Apollo Belvedere has just slain the serpent Python. The ‘quiver’ containing his arrows is still strapped over his shoulder and a robe is draped over his left arm. Both arms are open revealing his nudity. Perseus adopts a very similar pose. His robe drapes over his outreached left arm which lifts the head of Medusa. His right arm holds his sword out to the side, leaving his nudity in full view. His robe, unlike Apollo’s, reaches to the floor.
Apollo Belvedere’s popularity was rivaled by another sculpture from classical antiquity, Venus de’Medici. The first documentation of Venus de’Medici links her to Rome in 1638. A full scale marble sculpture, she was probably a copy of a much earlier bronze statue. She is nude and uses her arms to protect her modesty. The dolphins at her feet suggest that she has risen from the water. A critic cited her a “miracle of art” but she was exported to Florence in 1677 because of a suggestion she stimulated ‘lewd’ behaviour. In Florence she was exhibited in the Tribuna of the Uffizi which featured in the grand tour. Venus de’Medici was amongst the precious works of art shipped to Palermo in 1800 to escape Napoleon’s invasion. Undeterred, Napoleon still took custody of her. She was shipped to Paris in 1803 to be the ‘bride’ to Apollo Belvedere. She didn’t return to Florence until 1815, the same year that Apollo Belvedere returned to the Vatican.
So sorely was Venus de’Medici missed, the Italians commissioned the greatest living sculptor to make a copy. This was none other than Antonio Canova.

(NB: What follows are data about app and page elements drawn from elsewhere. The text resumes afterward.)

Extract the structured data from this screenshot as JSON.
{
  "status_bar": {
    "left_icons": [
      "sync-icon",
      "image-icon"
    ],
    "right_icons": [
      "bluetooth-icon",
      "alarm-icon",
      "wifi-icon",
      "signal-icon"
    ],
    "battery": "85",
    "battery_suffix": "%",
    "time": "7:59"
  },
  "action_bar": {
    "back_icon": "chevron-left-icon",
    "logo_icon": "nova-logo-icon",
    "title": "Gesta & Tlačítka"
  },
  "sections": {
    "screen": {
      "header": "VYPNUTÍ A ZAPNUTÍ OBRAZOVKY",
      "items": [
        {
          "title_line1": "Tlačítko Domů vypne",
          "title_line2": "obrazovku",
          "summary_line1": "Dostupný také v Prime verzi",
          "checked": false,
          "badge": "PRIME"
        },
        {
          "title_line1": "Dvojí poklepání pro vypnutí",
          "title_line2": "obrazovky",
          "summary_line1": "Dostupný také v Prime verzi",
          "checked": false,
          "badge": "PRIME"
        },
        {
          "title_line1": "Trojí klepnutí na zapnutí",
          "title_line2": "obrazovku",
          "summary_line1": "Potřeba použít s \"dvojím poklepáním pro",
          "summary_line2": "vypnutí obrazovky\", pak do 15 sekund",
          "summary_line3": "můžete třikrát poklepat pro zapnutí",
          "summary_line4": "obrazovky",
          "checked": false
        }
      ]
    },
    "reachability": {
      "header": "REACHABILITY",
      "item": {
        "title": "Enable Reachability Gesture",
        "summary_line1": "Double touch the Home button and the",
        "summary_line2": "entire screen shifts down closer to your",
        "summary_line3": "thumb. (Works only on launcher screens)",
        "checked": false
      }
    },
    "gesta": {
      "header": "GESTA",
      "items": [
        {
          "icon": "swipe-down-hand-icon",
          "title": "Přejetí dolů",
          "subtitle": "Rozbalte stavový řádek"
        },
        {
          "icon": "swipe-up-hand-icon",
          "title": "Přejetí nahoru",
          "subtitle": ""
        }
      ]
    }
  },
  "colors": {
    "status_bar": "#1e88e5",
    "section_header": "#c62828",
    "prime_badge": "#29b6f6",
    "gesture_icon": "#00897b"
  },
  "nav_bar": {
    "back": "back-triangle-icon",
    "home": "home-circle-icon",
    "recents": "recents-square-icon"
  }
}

In mythology, Venus was the goddess of love, fertility and beauty. In the sculpture Canova used his own imagination to interpret the features of Venus using flowing hair and a timid turn of the head. Canova’s Venus, named Venere Italica was made between 1804 and 1812. It is now housed in the Pitti Palace. Canova’s Venus presses a draped cloth against her body to protect her nakedness. The dolphins are absent from the scene but as the cloth clings to her body it is still possible that she is rising from the water.

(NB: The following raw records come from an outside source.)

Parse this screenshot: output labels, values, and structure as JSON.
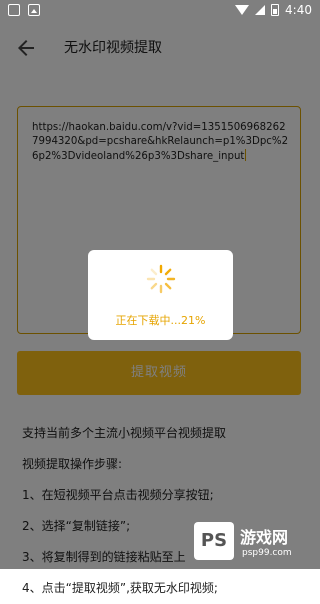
{
  "statusbar": {
    "time": "4:40"
  },
  "appbar": {
    "title": "无水印视频提取"
  },
  "url_input": {
    "value": "https://haokan.baidu.com/v?vid=13515069682627994320&pd=pcshare&hkRelaunch=p1%3Dpc%26p2%3Dvideoland%26p3%3Dshare_input"
  },
  "extract_button": {
    "label": "提取视频"
  },
  "instructions": {
    "intro": "支持当前多个主流小视频平台视频提取",
    "steps_title": "视频提取操作步骤:",
    "step1": "1、在短视频平台点击视频分享按钮;",
    "step2": "2、选择“复制链接”;",
    "step3": "3、将复制得到的链接粘贴至上",
    "step4": "4、点击“提取视频”,获取无水印视频;"
  },
  "dialog": {
    "progress_text": "正在下载中...21%",
    "progress_percent": 21
  },
  "watermark": {
    "logo": "PS",
    "name": "游戏网",
    "url": "psp99.com"
  },
  "colors": {
    "accent": "#ffc21a",
    "progress_text": "#e6a400",
    "border": "#d9a300"
  }
}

Thomas Hope (1769–1831) was a wealthy connoisseur from a Dutch banking family. At 18 he set out on a series of grand tours that took him to Europe, Africa and Asia. He was heavily influenced by the architecture, sculpture and classical antiquities he experienced during these tours. He became an influential designer and settled in London. Our Hope’s Venus is a copy of the original made for him by the studio of Antonio Canova. The original is held at the Leeds Art Gallery. Of course our head, disembodied, tells nothing of this story apart from the archetype classical beauty as understood during the renaissance enlightenment. She is unrecognisable as the goddess Venus.